Back In February we asked for help testing Ether Cattle, a project we built, in part with funding from a 0x Ecosystem Acceleration Grant, that uses streaming replication to make Ethereum clients easier to manage at scale. At the time, we had a new replica server that we needed to test for correctness, but we had a lot of work left to do making Ether Cattle easy for anyone to manage and deploy. Today Ether Cattle is ready for you.


Ether Cattle runs as a cluster of servers. A cluster consists of one “master” node, which generally behaves as a conventional Geth node, connecting to peers and validating blocks, but it also writes its changes to a Kafka broker. At the other end of the cluster are one or more “replica” nodes, which pull the master’s changes via Kafka and store them locally. The replica nodes then act as RPC servers, which can be load balanced to meet an application’s need for RPC capacity.
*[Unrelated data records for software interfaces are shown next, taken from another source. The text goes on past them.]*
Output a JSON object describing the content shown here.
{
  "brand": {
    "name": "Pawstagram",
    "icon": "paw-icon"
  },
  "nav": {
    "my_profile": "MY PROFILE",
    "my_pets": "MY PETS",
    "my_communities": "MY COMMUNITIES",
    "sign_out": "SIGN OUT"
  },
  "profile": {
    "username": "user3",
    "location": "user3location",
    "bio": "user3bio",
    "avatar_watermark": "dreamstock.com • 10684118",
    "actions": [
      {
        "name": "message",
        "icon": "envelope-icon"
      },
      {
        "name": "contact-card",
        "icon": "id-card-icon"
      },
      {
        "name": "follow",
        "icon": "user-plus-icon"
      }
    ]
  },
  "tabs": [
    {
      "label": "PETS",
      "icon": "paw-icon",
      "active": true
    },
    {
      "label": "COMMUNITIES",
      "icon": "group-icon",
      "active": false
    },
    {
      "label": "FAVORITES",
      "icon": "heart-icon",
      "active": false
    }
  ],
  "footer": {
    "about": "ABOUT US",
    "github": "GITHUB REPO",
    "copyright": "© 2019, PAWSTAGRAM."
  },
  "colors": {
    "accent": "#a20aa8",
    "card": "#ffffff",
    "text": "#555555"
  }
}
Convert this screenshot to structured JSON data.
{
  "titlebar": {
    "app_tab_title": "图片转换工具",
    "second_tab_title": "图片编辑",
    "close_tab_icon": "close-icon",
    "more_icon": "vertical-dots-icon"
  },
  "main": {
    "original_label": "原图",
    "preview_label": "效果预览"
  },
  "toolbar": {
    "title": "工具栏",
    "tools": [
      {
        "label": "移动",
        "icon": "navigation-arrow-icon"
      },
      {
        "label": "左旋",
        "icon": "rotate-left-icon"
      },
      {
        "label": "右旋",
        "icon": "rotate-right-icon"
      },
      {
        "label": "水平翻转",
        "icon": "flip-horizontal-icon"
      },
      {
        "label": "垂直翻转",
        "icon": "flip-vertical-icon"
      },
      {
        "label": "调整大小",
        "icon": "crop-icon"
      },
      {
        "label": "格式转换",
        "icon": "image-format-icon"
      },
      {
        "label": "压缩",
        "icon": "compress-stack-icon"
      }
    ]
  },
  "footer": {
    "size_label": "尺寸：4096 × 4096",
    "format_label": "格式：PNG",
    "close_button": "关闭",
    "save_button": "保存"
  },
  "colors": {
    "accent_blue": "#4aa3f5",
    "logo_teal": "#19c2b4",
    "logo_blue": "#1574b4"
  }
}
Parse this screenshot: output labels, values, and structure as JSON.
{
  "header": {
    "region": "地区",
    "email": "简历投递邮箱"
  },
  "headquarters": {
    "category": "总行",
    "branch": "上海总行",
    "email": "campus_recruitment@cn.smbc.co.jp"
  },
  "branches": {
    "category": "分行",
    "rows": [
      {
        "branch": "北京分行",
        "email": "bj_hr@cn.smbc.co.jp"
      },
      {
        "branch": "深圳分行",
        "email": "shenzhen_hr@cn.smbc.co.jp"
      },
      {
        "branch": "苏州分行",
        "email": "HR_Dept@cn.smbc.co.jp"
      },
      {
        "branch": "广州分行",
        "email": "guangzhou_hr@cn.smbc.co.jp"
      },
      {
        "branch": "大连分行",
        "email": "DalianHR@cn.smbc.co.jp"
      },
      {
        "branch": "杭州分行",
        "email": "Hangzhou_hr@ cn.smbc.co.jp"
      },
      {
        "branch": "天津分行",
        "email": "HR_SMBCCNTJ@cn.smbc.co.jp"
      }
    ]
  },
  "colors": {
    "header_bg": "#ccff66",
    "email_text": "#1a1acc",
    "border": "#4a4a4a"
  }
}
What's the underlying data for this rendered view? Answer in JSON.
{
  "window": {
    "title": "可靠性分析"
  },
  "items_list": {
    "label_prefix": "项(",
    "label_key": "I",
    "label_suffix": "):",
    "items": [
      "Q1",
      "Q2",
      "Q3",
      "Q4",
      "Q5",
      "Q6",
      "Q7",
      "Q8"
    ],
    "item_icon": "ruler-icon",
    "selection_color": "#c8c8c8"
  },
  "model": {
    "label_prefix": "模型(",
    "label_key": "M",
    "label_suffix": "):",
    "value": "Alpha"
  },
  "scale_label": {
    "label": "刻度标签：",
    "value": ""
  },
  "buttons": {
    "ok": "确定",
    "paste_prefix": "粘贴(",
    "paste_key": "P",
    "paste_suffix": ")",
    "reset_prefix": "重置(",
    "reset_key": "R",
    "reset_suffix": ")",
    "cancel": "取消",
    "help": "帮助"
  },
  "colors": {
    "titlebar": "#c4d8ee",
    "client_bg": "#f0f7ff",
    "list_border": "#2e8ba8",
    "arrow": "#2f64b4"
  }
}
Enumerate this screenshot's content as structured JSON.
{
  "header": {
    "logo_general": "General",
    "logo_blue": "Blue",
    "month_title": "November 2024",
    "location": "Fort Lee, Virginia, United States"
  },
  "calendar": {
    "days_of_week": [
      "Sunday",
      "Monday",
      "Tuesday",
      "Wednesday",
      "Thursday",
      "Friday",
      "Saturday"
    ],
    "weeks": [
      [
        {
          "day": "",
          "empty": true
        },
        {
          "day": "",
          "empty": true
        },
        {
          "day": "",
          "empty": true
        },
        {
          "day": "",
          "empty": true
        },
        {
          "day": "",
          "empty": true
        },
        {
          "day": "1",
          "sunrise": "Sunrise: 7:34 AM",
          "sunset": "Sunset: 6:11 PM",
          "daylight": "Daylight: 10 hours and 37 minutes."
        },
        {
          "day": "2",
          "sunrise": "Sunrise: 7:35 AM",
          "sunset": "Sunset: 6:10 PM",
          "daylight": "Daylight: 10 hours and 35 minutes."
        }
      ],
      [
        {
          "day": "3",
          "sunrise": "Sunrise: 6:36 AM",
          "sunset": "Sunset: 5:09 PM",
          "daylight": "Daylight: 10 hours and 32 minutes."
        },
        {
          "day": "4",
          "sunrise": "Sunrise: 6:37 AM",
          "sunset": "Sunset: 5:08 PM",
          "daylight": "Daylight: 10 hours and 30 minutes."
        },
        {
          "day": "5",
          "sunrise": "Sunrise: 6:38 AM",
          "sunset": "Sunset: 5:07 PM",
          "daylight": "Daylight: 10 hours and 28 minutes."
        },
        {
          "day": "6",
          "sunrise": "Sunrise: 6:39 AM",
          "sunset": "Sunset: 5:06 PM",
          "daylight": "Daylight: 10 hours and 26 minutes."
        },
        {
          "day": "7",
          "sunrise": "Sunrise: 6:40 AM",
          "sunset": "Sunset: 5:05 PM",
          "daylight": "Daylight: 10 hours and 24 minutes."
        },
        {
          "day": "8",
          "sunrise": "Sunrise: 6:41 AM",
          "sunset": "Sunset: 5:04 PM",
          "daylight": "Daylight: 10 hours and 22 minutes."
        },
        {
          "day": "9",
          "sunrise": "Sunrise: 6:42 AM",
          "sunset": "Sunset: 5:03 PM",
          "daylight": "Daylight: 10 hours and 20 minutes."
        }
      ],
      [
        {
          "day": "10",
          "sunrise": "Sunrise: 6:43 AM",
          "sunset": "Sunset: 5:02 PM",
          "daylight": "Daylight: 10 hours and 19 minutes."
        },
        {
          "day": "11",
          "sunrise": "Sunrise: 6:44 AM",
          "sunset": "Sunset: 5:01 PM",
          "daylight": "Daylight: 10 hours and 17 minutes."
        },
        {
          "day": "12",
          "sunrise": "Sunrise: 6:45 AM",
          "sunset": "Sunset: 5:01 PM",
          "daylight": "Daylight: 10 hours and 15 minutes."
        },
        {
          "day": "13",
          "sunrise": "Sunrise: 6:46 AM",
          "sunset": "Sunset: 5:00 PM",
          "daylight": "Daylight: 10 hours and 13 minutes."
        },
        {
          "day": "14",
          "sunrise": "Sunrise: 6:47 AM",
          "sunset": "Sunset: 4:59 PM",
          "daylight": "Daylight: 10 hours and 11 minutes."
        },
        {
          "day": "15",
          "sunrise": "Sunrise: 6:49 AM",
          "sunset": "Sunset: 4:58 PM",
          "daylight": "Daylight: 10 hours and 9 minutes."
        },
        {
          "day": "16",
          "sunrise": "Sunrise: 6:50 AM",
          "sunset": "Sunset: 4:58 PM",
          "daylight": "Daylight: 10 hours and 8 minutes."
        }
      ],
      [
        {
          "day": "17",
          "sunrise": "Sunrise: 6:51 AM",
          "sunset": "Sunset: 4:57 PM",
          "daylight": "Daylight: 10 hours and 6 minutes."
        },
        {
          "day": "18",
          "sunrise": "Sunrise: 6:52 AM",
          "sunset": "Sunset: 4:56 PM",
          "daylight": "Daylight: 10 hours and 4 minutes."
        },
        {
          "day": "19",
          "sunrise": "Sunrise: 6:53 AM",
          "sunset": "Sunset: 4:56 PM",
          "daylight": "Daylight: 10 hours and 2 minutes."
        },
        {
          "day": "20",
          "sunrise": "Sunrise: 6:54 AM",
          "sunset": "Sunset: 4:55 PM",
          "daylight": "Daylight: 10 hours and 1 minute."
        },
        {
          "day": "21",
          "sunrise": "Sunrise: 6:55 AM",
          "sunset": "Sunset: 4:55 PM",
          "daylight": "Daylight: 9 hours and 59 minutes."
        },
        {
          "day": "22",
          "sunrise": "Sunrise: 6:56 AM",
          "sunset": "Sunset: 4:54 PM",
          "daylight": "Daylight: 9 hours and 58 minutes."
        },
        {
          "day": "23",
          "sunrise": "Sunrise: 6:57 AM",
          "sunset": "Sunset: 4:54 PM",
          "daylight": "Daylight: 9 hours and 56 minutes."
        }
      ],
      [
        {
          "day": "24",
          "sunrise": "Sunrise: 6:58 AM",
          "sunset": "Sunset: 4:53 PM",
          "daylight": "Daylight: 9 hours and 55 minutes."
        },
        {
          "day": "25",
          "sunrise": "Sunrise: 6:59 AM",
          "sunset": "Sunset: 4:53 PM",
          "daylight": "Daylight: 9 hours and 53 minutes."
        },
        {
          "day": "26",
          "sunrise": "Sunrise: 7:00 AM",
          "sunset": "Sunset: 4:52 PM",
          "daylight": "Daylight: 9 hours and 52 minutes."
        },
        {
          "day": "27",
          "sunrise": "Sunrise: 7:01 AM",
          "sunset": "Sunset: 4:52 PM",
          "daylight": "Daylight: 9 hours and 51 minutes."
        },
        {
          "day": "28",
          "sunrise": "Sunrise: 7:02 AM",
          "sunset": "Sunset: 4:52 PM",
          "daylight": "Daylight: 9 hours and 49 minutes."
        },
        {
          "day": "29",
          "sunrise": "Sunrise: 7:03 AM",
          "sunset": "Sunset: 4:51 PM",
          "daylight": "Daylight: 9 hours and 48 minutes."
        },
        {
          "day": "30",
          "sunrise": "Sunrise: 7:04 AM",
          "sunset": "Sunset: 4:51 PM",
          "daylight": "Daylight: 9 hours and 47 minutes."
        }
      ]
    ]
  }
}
Because Replicas don’t have to deal with peer-to-peer connectivity and block validation, we’ve found that a single replica can handle about 4x the RPC request volume of a full Geth node on equivalent hardware.

The technical design of Ether Cattle is documented in detail on

Running In AWS

We spent a lot of time developing out a set of CloudFormation templates for running an Ether Cattle Cluster in AWS. At a high level, it consists of three CloudFormation Stacks:

Generating a Chaindata Snapshot

The first CloudFormation stack will start a Geth node, sync it with the network, and create an EBS snapshot of the chaindata folder. We’ve simplified this process down to filling out a form in CloudFormation, but it can still take days for a fresh Ethereum node to sync, and Ether Cattle doesn’t change the time for an initial sync.

Standing up an Infrastructure Stack

Once you have your Chaindata Snapshot, the second CloudFormation stack will stand up a cluster of Kafka servers on your behalf, and set up an internal Application Load Balancer that will soon handle requests to your replicas. Again, we’ve boiled this down to a pretty simple CloudFormation form, and this time it only takes a few minutes to deploy.

Standing up one (or more) Ether Cattle Clusters

Once you have your Infrastructure Stack, you’re ready to deploy your master and replicas. You’ll need the Snapshot ID from generating your Chaindata Snapshot (which should have been e-mailed to you by the first stack). Fill out the CloudFormation form, and it will deploy a master and replicas for you, along with a monitoring dashboard, alarms, and an automated snapshotting process.

Each cluster will take a chaindata snapshot once a day. If a master or replica fails, the autoscaler will automatically replace it based on the latest chaindata snapshot, it will pull the latest data from Kafka, and resume normal operation quickly.

Let’s Get Started

Step-by-step instructions for running Ether Cattle in AWS via CloudFormation are available on

Running On Your Own Hardware

If AWS isn’t where you run infrastructure, you’ll be more interested in our Infrastructure Agnostic Setup Documentation. Obviously this will be a bit more complicated than step-by-step instructions and filling out a form, but we’re hoping to make it easy for people to get up and running with different providers. We’d also welcome contributions to stand up clusters using other automation suites, such as Terraform, Kubernetes, HEAT, or other provider-specific toolkits.

Announcing Rivet

Rivet Logo

As we developed Ether Cattle, we came to realize that the costs of running a highly-available cluster get a bit steep for a single project. To reach our target level of uptime, we’ve determined that we need at least two masters and four replica servers, on top of a highly available Kafka cluster. Based on our load testing, 4 replica servers can conservatively handle 60,000 RPC requests per second, while OpenRelay needs less than 10 RPC requests per second. Needless to say, we’ll have some extra capacity.

As a result, we’ve decided to launch Rivet, a hosted service based on Ether Cattle. With Rivet you will be able to drop an endpoint URL into your Web3 application without having to manage your own RPC servers. Rivet will offer self-service signup, clear up-front pricing, and a strong privacy policy protecting not just our customers (dApp developers and businesses) but also their customers (the end-user).

We’re planning a month long, invite-only soft launch starting in July, followed by general availability starting in August. If you’d like to get on our list for the soft-launch, signups are at

As a final note, just as is based on the open source project OpenRelay, will be based on the open source Ether Cattle Initiative. The fact that we plan to monetize through a hosted service won’t deter our commitment to open source software.